Wednesday, July 13, 2011

George Lang (July 13, 1924)

The New York Times last week published the obituary of George Lang, a cookbook author and an impressario of restaurants, most famously the Cafe des Artistes in New York, and the post-communist reincarnation of the historic restaurant Gundel in Budapest. Lang was born on July 13, 1924, in Szekesfehervar, Hungary, and died July 5 in New York. He originally studied music, and intended to be a musician. His first deviation from his plan was to be in the resistance in World War II after escaping from a Nazi prison camp. As a Jew, he had little choice but resistance, but by joining the fascist Arrow Cross militia was able to assist other Jews in hiding. His parents died in Auschwitz.
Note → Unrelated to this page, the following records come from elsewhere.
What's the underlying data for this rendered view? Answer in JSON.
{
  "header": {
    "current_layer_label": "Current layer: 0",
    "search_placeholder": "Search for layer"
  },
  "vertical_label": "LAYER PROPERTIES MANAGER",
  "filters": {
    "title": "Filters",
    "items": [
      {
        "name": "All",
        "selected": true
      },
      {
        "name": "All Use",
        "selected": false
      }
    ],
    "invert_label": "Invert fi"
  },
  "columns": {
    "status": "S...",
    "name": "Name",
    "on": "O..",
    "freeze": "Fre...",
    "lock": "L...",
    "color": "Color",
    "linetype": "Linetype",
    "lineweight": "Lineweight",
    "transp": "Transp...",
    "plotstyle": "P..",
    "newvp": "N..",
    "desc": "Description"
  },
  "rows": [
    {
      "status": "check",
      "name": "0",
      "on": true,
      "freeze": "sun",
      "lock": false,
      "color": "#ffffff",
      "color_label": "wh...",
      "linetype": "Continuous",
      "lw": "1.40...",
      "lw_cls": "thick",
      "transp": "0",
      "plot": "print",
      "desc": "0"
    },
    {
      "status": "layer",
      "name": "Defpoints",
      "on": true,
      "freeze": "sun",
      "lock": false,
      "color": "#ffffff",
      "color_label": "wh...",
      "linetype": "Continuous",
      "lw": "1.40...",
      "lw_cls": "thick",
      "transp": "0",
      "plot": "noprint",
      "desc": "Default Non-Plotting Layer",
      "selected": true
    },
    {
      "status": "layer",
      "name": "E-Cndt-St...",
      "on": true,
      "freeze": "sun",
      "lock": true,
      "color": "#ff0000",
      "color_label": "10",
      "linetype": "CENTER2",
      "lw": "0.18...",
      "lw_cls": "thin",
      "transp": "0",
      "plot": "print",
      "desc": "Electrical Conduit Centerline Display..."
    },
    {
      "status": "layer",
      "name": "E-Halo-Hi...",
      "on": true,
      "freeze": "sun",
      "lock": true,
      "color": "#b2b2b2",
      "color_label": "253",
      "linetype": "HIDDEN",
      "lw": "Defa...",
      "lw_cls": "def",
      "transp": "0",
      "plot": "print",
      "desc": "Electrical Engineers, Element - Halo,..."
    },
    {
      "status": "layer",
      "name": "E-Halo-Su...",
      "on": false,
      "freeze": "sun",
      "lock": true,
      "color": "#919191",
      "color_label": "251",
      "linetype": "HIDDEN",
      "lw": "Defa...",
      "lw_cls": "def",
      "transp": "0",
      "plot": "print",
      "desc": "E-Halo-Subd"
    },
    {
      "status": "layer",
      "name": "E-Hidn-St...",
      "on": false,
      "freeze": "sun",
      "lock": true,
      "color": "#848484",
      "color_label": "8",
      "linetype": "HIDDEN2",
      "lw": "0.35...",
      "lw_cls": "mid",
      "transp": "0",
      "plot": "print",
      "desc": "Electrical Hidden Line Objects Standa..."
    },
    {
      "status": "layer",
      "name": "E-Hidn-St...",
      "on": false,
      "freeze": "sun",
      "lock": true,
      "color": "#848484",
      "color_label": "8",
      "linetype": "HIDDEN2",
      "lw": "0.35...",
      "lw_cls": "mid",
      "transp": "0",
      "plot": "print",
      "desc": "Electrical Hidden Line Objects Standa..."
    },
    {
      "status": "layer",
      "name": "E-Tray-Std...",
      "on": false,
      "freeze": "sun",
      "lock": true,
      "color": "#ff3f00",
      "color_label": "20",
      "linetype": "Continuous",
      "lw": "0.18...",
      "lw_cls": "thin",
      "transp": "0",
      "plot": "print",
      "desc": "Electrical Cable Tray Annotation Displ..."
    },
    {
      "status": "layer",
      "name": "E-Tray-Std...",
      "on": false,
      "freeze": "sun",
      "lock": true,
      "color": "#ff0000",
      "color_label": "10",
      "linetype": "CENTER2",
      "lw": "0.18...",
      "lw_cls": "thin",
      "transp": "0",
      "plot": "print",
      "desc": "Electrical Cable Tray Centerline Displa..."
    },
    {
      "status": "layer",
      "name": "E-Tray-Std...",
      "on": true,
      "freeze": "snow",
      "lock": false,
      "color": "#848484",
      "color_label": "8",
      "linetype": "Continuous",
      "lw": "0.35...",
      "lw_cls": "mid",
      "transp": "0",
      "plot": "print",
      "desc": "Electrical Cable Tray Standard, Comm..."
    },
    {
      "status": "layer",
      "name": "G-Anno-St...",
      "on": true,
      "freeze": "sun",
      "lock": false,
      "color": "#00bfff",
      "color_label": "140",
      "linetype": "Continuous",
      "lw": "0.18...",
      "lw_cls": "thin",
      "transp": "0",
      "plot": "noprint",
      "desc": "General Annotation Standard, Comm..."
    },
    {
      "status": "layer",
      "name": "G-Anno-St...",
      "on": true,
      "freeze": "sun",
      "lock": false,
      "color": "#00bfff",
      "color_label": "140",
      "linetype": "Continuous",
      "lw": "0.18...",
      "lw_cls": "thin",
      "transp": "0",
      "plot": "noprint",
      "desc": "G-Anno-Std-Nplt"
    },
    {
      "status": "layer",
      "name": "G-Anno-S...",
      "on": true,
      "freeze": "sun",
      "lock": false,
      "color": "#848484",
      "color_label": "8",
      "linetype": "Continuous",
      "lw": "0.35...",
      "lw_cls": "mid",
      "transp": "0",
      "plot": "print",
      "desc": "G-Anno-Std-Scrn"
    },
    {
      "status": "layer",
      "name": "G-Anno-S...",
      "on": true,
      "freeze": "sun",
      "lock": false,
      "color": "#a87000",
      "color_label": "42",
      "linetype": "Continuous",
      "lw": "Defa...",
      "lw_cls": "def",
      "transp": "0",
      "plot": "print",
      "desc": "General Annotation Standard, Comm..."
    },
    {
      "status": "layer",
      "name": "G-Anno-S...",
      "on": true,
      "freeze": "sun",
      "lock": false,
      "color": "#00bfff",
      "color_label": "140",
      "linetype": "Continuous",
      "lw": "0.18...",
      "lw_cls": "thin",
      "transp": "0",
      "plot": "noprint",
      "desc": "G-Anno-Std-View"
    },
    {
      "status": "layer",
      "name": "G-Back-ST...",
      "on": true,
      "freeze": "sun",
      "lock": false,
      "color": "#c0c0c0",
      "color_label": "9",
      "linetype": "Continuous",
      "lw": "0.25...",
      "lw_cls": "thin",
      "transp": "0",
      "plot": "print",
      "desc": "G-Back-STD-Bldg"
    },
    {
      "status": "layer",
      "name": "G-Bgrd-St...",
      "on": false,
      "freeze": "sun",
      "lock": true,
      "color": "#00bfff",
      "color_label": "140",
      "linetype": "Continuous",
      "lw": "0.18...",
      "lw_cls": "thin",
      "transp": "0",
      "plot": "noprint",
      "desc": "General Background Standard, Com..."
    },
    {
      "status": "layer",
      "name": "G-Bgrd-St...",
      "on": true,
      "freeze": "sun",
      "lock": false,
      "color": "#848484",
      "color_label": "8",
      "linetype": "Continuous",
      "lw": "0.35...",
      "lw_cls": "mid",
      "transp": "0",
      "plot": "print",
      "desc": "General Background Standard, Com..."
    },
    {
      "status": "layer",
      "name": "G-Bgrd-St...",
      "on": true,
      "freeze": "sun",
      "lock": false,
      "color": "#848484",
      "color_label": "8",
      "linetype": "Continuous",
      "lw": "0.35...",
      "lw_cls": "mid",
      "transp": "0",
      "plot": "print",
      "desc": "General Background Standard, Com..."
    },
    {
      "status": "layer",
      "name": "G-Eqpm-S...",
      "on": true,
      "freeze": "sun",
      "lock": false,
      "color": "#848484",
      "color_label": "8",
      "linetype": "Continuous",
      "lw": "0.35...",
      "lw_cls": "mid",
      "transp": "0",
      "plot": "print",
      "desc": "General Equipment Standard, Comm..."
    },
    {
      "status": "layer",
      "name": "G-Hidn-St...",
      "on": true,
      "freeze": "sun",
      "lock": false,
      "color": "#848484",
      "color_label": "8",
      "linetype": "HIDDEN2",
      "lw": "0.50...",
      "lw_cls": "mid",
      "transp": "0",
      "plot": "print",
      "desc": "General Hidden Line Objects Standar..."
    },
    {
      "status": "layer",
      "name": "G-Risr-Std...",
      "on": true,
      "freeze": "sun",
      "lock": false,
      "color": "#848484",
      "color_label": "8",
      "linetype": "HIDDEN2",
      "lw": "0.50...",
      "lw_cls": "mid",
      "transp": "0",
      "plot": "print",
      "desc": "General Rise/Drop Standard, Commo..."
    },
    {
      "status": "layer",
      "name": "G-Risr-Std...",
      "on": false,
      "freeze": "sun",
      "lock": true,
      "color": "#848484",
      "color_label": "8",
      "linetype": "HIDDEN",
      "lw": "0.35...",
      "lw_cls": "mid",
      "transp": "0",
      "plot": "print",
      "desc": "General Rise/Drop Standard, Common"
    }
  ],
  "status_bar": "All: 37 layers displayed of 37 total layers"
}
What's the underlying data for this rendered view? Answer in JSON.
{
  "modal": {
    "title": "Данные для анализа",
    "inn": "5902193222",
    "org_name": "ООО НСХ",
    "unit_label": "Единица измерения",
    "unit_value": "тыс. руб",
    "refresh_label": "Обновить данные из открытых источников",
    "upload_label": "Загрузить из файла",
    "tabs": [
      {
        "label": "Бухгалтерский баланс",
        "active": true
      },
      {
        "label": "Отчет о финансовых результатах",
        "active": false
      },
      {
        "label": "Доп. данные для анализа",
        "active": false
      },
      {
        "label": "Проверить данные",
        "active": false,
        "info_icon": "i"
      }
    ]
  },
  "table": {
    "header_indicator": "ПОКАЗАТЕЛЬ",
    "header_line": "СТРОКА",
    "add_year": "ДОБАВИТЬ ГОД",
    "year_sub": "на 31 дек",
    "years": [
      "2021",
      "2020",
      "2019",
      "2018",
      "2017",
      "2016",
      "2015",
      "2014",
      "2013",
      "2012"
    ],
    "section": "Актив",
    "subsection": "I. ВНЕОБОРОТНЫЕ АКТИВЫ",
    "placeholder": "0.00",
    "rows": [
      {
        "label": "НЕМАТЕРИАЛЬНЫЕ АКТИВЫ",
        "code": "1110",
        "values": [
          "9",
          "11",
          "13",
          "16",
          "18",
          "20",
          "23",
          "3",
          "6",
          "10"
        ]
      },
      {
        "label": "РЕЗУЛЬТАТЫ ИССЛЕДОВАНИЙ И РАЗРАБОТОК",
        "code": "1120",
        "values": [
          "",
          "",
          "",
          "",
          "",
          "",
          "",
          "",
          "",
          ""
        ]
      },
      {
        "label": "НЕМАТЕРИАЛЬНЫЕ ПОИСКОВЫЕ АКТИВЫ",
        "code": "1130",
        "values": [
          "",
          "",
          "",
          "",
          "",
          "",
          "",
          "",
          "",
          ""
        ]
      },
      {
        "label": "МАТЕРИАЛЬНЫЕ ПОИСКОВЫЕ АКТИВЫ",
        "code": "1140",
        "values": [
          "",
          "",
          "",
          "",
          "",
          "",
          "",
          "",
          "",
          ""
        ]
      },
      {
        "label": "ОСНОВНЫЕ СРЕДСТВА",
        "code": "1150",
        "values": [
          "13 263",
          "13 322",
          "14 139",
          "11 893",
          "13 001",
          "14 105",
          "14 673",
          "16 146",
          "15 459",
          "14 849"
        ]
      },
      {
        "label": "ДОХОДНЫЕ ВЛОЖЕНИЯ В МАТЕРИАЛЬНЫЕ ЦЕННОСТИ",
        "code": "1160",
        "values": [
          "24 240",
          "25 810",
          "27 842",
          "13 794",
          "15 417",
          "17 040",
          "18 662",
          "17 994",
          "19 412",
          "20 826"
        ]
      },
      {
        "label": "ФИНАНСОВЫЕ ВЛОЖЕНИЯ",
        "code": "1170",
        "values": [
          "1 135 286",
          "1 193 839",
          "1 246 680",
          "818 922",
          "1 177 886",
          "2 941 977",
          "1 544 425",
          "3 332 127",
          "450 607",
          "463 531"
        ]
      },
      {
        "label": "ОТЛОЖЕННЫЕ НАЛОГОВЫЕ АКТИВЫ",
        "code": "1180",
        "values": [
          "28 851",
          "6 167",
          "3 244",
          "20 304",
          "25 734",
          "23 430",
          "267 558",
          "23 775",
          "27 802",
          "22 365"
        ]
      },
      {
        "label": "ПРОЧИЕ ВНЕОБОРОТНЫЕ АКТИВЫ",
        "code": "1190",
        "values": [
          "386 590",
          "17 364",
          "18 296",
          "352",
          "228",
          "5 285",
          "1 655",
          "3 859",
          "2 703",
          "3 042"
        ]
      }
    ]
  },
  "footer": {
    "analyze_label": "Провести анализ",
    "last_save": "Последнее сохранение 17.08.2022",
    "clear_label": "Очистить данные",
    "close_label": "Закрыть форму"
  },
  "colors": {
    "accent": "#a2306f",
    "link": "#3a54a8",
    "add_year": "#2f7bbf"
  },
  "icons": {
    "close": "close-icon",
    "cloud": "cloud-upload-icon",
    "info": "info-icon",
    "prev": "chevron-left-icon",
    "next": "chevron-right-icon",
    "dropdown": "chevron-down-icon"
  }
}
Lang escaped to New York and resumed his intended career as a musician, but eventually discovered his talent for designing and running restaurants and also for writing cookbooks. The Cuisine of Hungary is one of my favorite ethnic cookbooks, which the obituary says was the first Hungarian cookbook in English.

According to the Times:
"Mr. Lang often enjoyed constructing fantasy meals, including his last. The ideal final meal, he told The Village Voice in 2007, would include some of the great dishes from his restaurant career but above all his Hungarian favorites: fisherman’s soup, stuffed goose neck, sour cherry soup, layered cabbage, stuffed peppers, plum dumplings, pancakes with apple meringue, and whipped-cream strudel.

"'And then I will have what it takes to get to another world,' he said."

No comments:

Post a Comment